§ **Assigned task**
Each entry should be set down exactly as written, except for any picture it holds.

((

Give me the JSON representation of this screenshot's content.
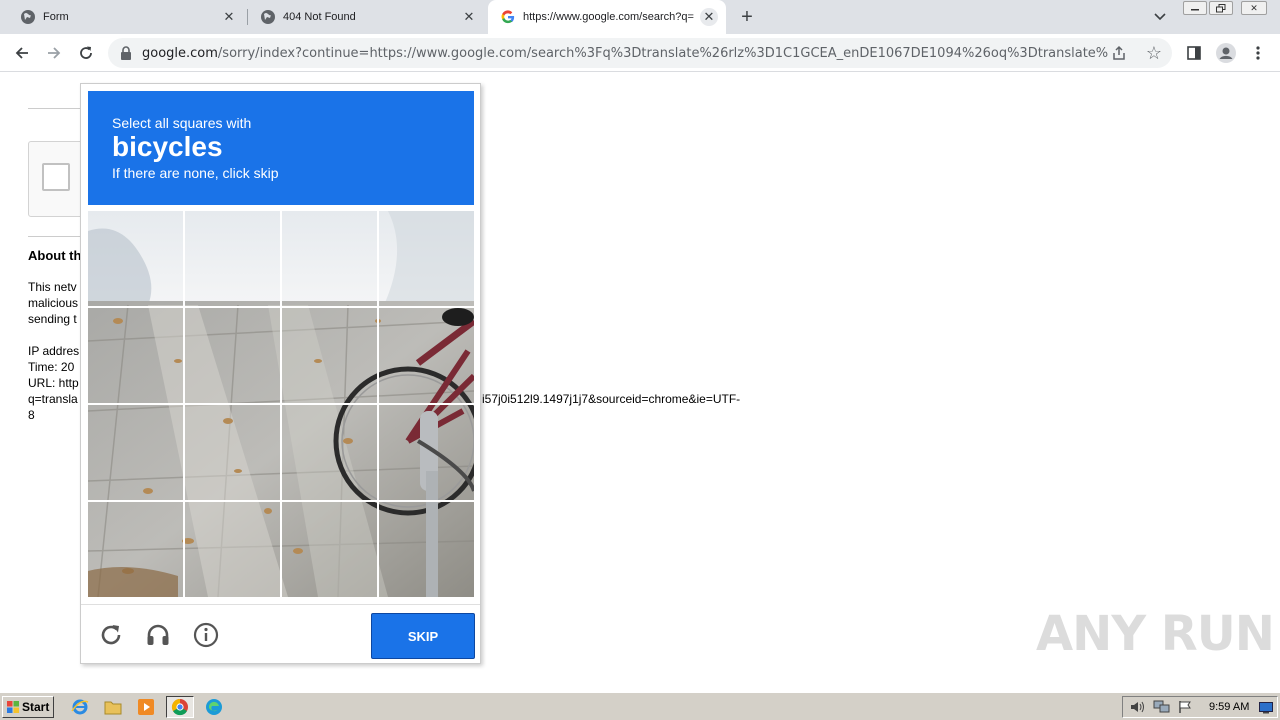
{
  "browser": {
    "tabs": [
      {
        "title": "Form",
        "icon": "globe-icon"
      },
      {
        "title": "404 Not Found",
        "icon": "globe-icon"
      },
      {
        "title": "https://www.google.com/search?q=",
        "icon": "google-icon"
      }
    ],
    "new_tab_label": "+",
    "url_host": "google.com",
    "url_rest": "/sorry/index?continue=https://www.google.com/search%3Fq%3Dtranslate%26rlz%3D1C1GCEA_enDE1067DE1094%26oq%3Dtranslate%2..."
  },
  "page": {
    "about_heading": "About th",
    "para_lines": [
      "This netv",
      "malicious",
      "sending t"
    ],
    "ip_line": "IP addres",
    "time_line": "Time: 20",
    "url_line": "URL: http",
    "q_line": "q=transla",
    "q_line_tail": "i57j0i512l9.1497j1j7&sourceid=chrome&ie=UTF-",
    "last_line": "8"
  },
  "captcha": {
    "line1": "Select all squares with",
    "target": "bicycles",
    "line3": "If there are none, click skip",
    "skip_label": "SKIP",
    "colors": {
      "header": "#1a73e8",
      "button": "#1a73e8"
    }
  },
  "watermark": "ANY RUN",
  "taskbar": {
    "start_label": "Start",
    "clock": "9:59 AM"
  }
}
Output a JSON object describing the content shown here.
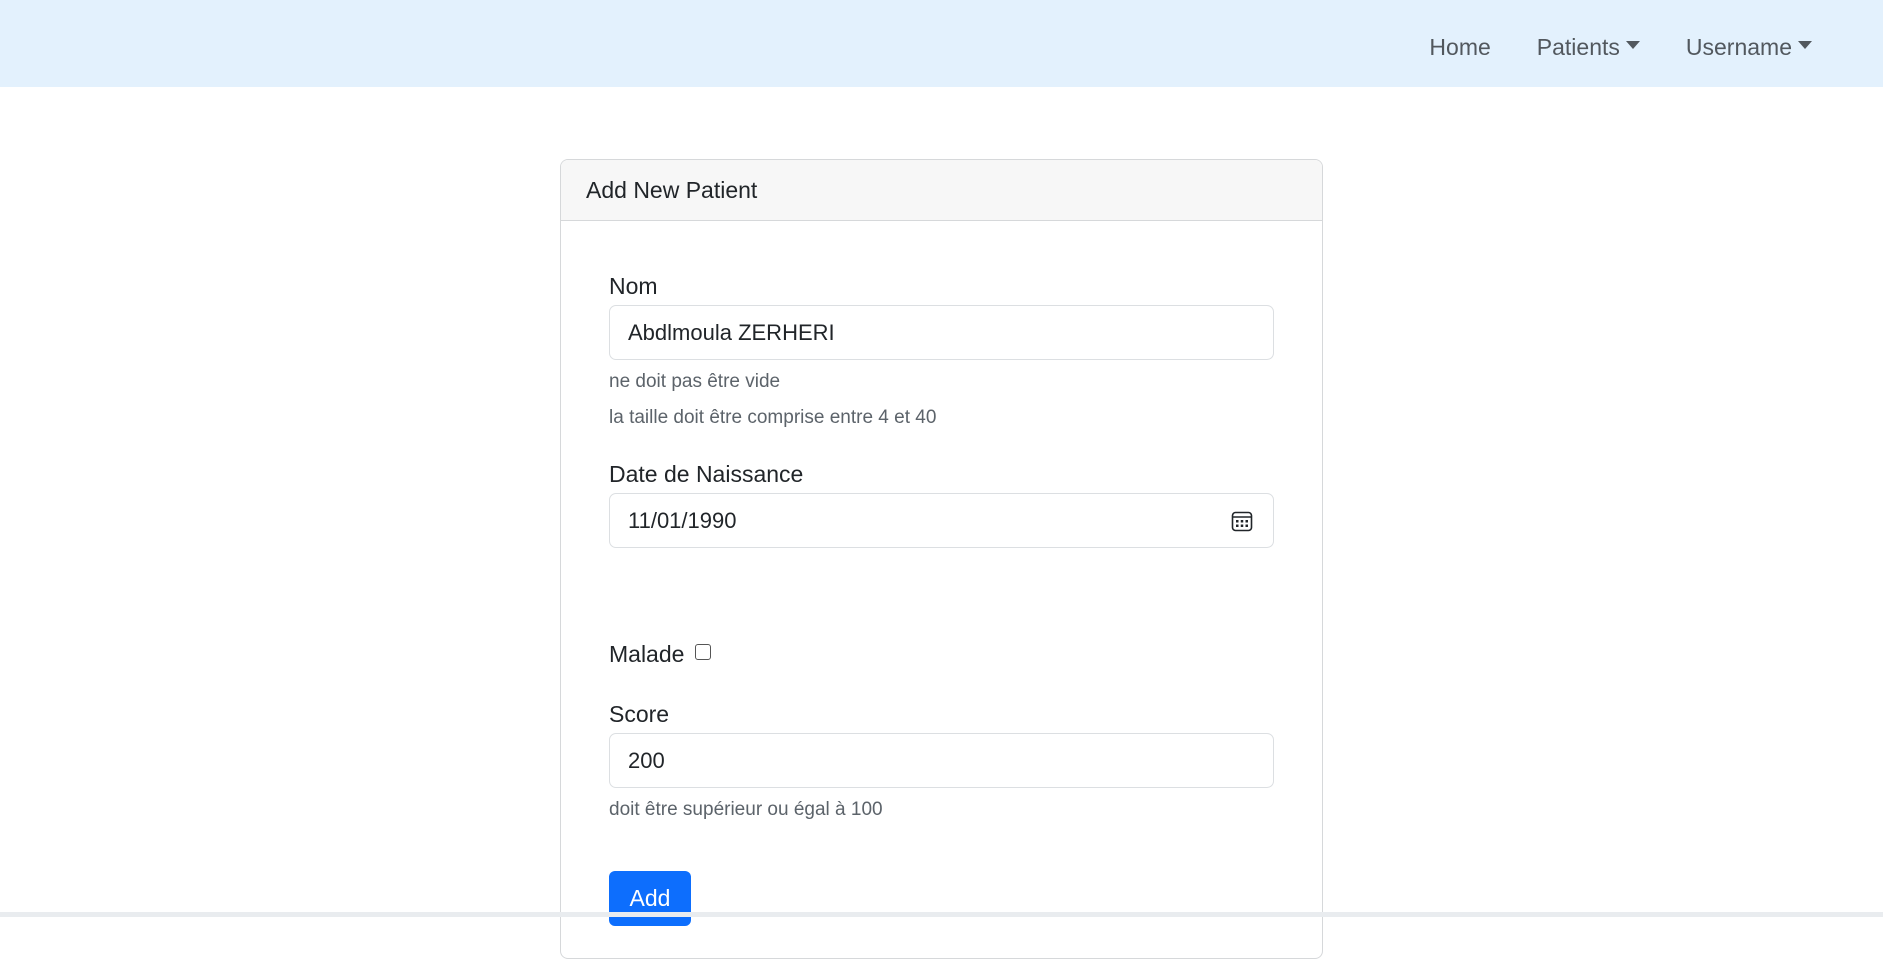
{
  "nav": {
    "home": "Home",
    "patients": "Patients",
    "username": "Username"
  },
  "card": {
    "title": "Add New Patient"
  },
  "form": {
    "nom": {
      "label": "Nom",
      "value": "Abdlmoula ZERHERI",
      "errors": [
        "ne doit pas être vide",
        "la taille doit être comprise entre 4 et 40"
      ]
    },
    "date": {
      "label": "Date de Naissance",
      "value": "11/01/1990",
      "icon": "calendar-icon"
    },
    "malade": {
      "label": "Malade",
      "checked": false
    },
    "score": {
      "label": "Score",
      "value": "200",
      "errors": [
        "doit être supérieur ou égal à 100"
      ]
    },
    "submit_label": "Add"
  },
  "colors": {
    "navbar_bg": "#e3f1fd",
    "primary": "#0d6efd",
    "card_header_bg": "#f7f7f7"
  }
}
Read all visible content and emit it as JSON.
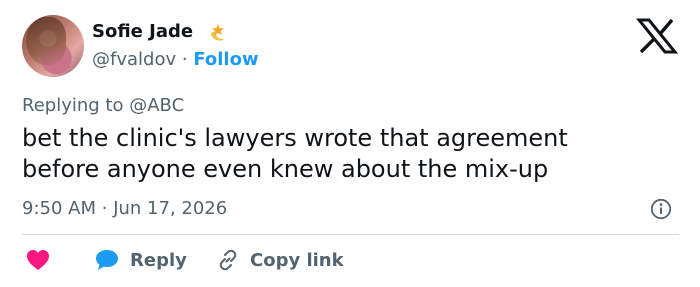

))

§ **Result of this task**
Give me the JSON representation of this screenshot's content.
{
  "browser": {
    "tabs": [
      {
        "title": "Form",
        "icon": "globe-icon"
      },
      {
        "title": "404 Not Found",
        "icon": "globe-icon"
      },
      {
        "title": "https://www.google.com/search?q=",
        "icon": "google-icon"
      }
    ],
    "new_tab_label": "+",
    "url_host": "google.com",
    "url_rest": "/sorry/index?continue=https://www.google.com/search%3Fq%3Dtranslate%26rlz%3D1C1GCEA_enDE1067DE1094%26oq%3Dtranslate%2..."
  },
  "page": {
    "about_heading": "About th",
    "para_lines": [
      "This netv",
      "malicious",
      "sending t"
    ],
    "ip_line": "IP addres",
    "time_line": "Time: 20",
    "url_line": "URL: http",
    "q_line": "q=transla",
    "q_line_tail": "i57j0i512l9.1497j1j7&sourceid=chrome&ie=UTF-",
    "last_line": "8"
  },
  "captcha": {
    "line1": "Select all squares with",
    "target": "bicycles",
    "line3": "If there are none, click skip",
    "skip_label": "SKIP",
    "colors": {
      "header": "#1a73e8",
      "button": "#1a73e8"
    }
  },
  "watermark": "ANY RUN",
  "taskbar": {
    "start_label": "Start",
    "clock": "9:59 AM"
  }
}
Output a JSON object describing the content shown here.
{
  "nav": {
    "home": "Home",
    "patients": "Patients",
    "username": "Username"
  },
  "card": {
    "title": "Add New Patient"
  },
  "form": {
    "nom": {
      "label": "Nom",
      "value": "Abdlmoula ZERHERI",
      "errors": [
        "ne doit pas être vide",
        "la taille doit être comprise entre 4 et 40"
      ]
    },
    "date": {
      "label": "Date de Naissance",
      "value": "11/01/1990",
      "icon": "calendar-icon"
    },
    "malade": {
      "label": "Malade",
      "checked": false
    },
    "score": {
      "label": "Score",
      "value": "200",
      "errors": [
        "doit être supérieur ou égal à 100"
      ]
    },
    "submit_label": "Add"
  },
  "colors": {
    "navbar_bg": "#e3f1fd",
    "primary": "#0d6efd",
    "card_header_bg": "#f7f7f7"
  }
}
Read all visible content and emit it as JSON.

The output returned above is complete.